When choosing a location for your Christmas village, make sure there is enough room for all the pieces so you won't have to crowd them. You might want to lay out all the pieces ahead of time to make sure of this. The village should also be close to an electrical outlet if any homes need to be plugged in.
Arranging the Village Pieces and Accessories
Christmas villages can be whatever size you want. Some have trains, while others do not. You can arrange the scene on a windowsill; this can look very nice up against a window. Companies like Lemax and Department 56 Village Series sell village pieces, but there are others as well. You will also need figurines; greenery, like bushes and trees; and other pieces, like miniature light posts. Interactive features, water features and timers are optional.
You can use cotton batting and Styrofoam or pillow snow on top of the plywood with dusting snow added on top to your preference. Many people place their Christmas villages at the bottom of their tree, which can look great if you have a train running around it. To do this, know where the outlets are located and set the train first on top of the base.
More Tips on Village Piece Placement
Place the largest buildings and landscapes first. Then, stand back and see how you like them. Do not crowd the pieces together, especially if they look the same.

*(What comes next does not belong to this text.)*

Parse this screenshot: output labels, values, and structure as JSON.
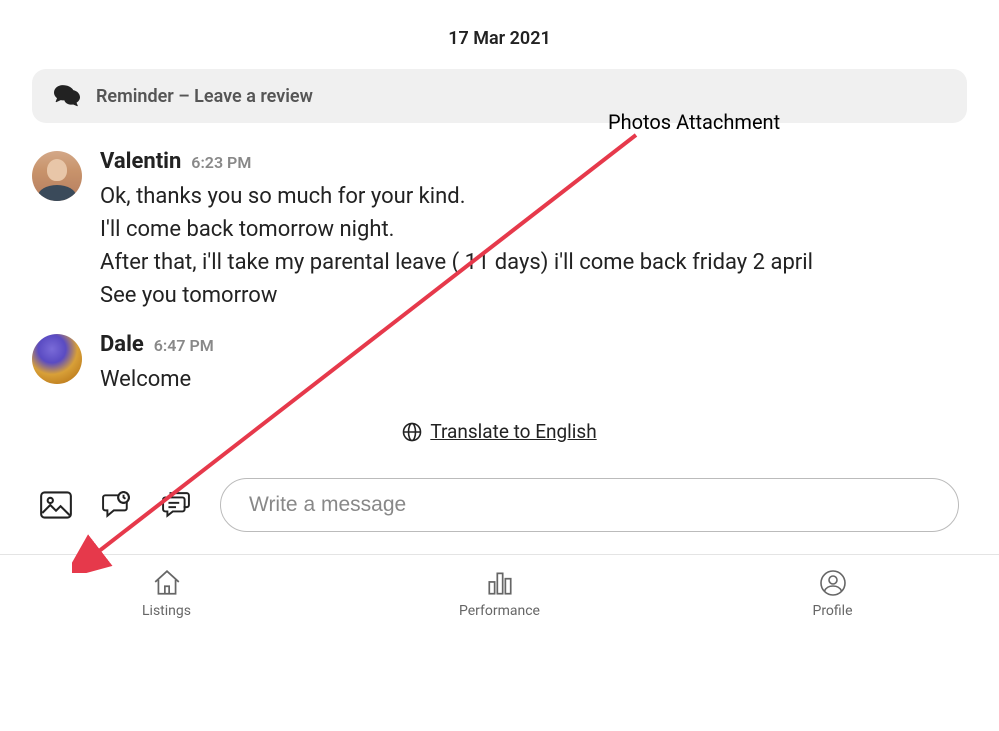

For example, if you have two trees that appear exactly alike, they could go next to each other, but that might not look as natural as splitting them up. Homes can go close to one another but try to spread things out to look more like an authentic village. Place the smaller items last, making everything look as natural as you can. Remember that placing and rearranging the pieces is the best part of setting up these villages.